On July 10, 2012, the National Institute of Standards and Technology (NIST) published its first-ever draft guidelines* to help utility companies test their procedures for upgrading meters securely from a remote location.
The draft publication offers a generic set of testing criteria to help any utility determine whether its method of upgrading meters conforms with the security and functionality requirements in the National Electrical Manufacturers Association (NEMA) Standard for Smart Grid Upgradeability. NIST and the Smart Grid Interoperability Panel identified the need for meter upgradeability requirements as a high priority calling for immediate attention, and NEMA led the effort to develop a standard set of these requirements on a rapid schedule.
Smart meters, like other components of "smart power grids," will permit two-way exchange of data with other grid-connected devices, relaying information such as power prices, outage alerts and grid errors. Power companies likely will have different means of making sure the firmware—operating software stored on updatable memory chips—remain up to date, so the draft guidelines offer a test framework that includes test procedures, detailed steps for conducting the test, reviewing results, and producing records to assess and report on these results.
"Companies will be able to tailor these generic test criteria to their own systems," says Marianne Swanson, senior sdvisor for Information Security at NIST. "To make it an effective framework, we made sure that it contains consistent, repeatable tests they can run, producing documentation that contains adequate, accurate information regardless of the individual system."
Swanson emphasizes that the use of the testing framework is strictly voluntary, and says that NIST will work to enhance this framework as comments on the draft come back.

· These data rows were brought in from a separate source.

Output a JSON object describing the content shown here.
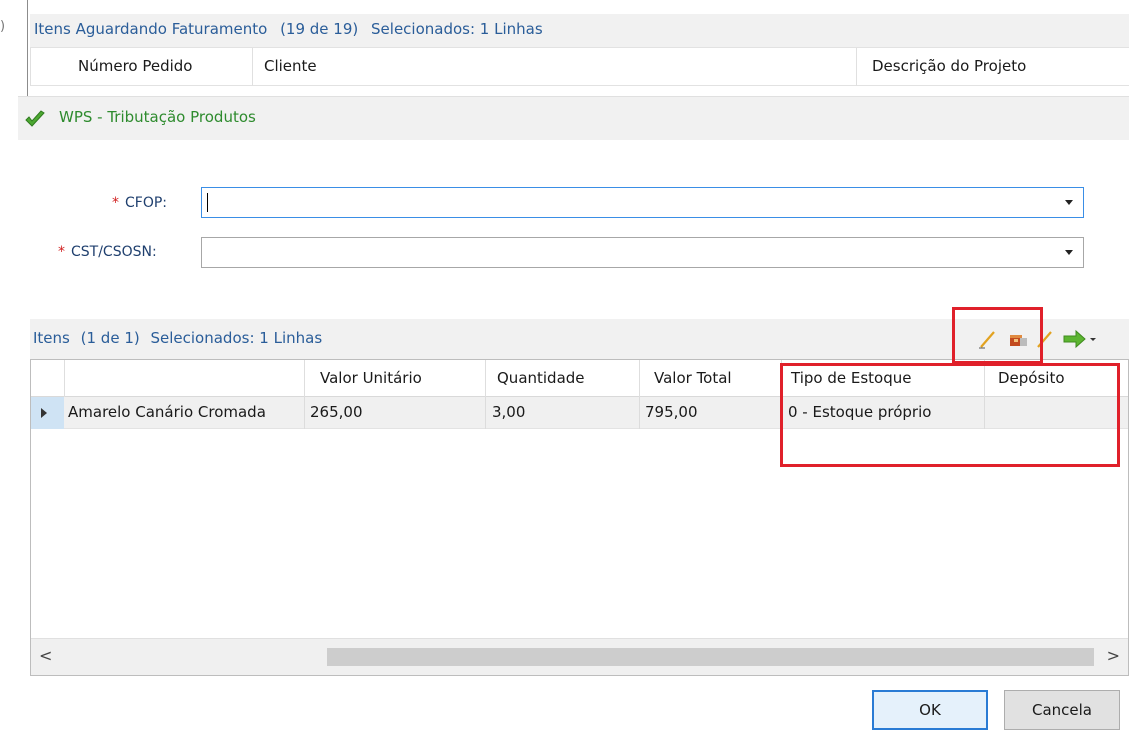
{
  "background_grid": {
    "title": "Itens Aguardando Faturamento",
    "count": "(19 de 19)",
    "selected": "Selecionados: 1 Linhas",
    "columns": [
      "Número Pedido",
      "Cliente",
      "Descrição do Projeto"
    ]
  },
  "modal": {
    "title": "WPS - Tributação Produtos",
    "title_icon": "check-icon",
    "fields": {
      "cfop": {
        "required_mark": "*",
        "label": "CFOP:",
        "value": ""
      },
      "cst": {
        "required_mark": "*",
        "label": "CST/CSOSN:",
        "value": ""
      }
    },
    "items_grid": {
      "title": "Itens",
      "count": "(1 de 1)",
      "selected": "Selecionados: 1 Linhas",
      "toolbar_icons": [
        "edit-pencil-icon",
        "package-icon",
        "edit-pencil-icon",
        "green-arrow-icon"
      ],
      "columns": [
        "",
        "Valor Unitário",
        "Quantidade",
        "Valor Total",
        "Tipo de Estoque",
        "Depósito"
      ],
      "rows": [
        {
          "produto": "Amarelo Canário Cromada",
          "valor_unitario": "265,00",
          "quantidade": "3,00",
          "valor_total": "795,00",
          "tipo_estoque": "0 - Estoque próprio",
          "deposito": ""
        }
      ],
      "scroll_left": "<",
      "scroll_right": ">"
    },
    "buttons": {
      "ok": "OK",
      "cancel": "Cancela"
    }
  },
  "colors": {
    "highlight_border": "#e0202a",
    "title_green": "#2e8b2e",
    "header_blue": "#2a5d99",
    "focus_blue": "#2a7bd4"
  }
}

"We will be working with the Department of Energy, including Oak Ridge National Laboratory (ORNL), and also Electrosoft Services Inc., to utilize an existing upgrade management system that ORNL developed, and that now NIST can test," she says. "We will be using the comments as well as lessons learned during the test implementation to update the guidelines. We will also be sharing all this information with ANSI, which would like to use the NEMA standard and these guidelines as seed documents for a for a future NEMA-published ANSI standard."
Swanson adds that while the official comment period for the guidelines will run only for 30 days, the team anticipates that the development of the testing framework will continue up until publication of the document's final version in April 2013. Interested parties can contact NIST in the interim with further recommendations.Copies of Advanced Metering Infrastructure Smart Meter Upgradeability Test Framework (NISTIR 7823), are available at http://csrc.nist.gov/publications/drafts/nistir-7823/draft_nistir-7823.pdf. Comments on the draft are due Aug. 9, 2012, and should be emailed with "NISTIR 7823" in the subject line to email@example.com.
Chad Boutin | EurekAlert!
New Generation of Cleaning Tools for CSP Plants Reduces the Water Consumption
09.11.2018 | Steinbeis-Europa-Zentrum
memory-steel - a new material for the strengthening of buildings
23.10.2018 | Empa - Eidgenössische Materialprüfungs- und Forschungsanstalt
A widely used diabetes medication combined with an antihypertensive drug specifically inhibits tumor growth – this was discovered by researchers from the University of Basel’s Biozentrum two years ago. In a follow-up study, recently published in “Cell Reports”, the scientists report that this drug cocktail induces cancer cell death by switching off their energy supply.
The widely used anti-diabetes drug metformin not only reduces blood sugar but also has an anti-cancer effect. However, the metformin dose commonly used in the...
A research team from the University of Zurich has developed a new drone that can retract its propeller arms in flight and make itself small to fit through narrow gaps and holes. This is particularly useful when searching for victims of natural disasters.
Inspecting a damaged building after an earthquake or during a fire is exactly the kind of job that human rescuers would like drones to do for them. A flying...
Over the last decade, there has been much excitement about the discovery, recognised by the Nobel Prize in Physics only two years ago, that there are two types...
What if a sensor sensing a thing could be part of the thing itself? Rice University engineers believe they have a two-dimensional solution to do just that.
Rice engineers led by materials scientists Pulickel Ajayan and Jun Lou have developed a method to make atom-flat sensors that seamlessly integrate with devices...
Scientists at the University of Stuttgart and the Karlsruhe Institute of Technology (KIT) succeed in important further development on the way to quantum Computers.
Quantum computers one day should be able to solve certain computing problems much faster than a classical computer. One of the most promising approaches is...
12.12.2018 | Event News
10.12.2018 | Event News
06.12.2018 | Event News
12.12.2018 | Health and Medicine
12.12.2018 | Physics and Astronomy
12.12.2018 | Health and Medicine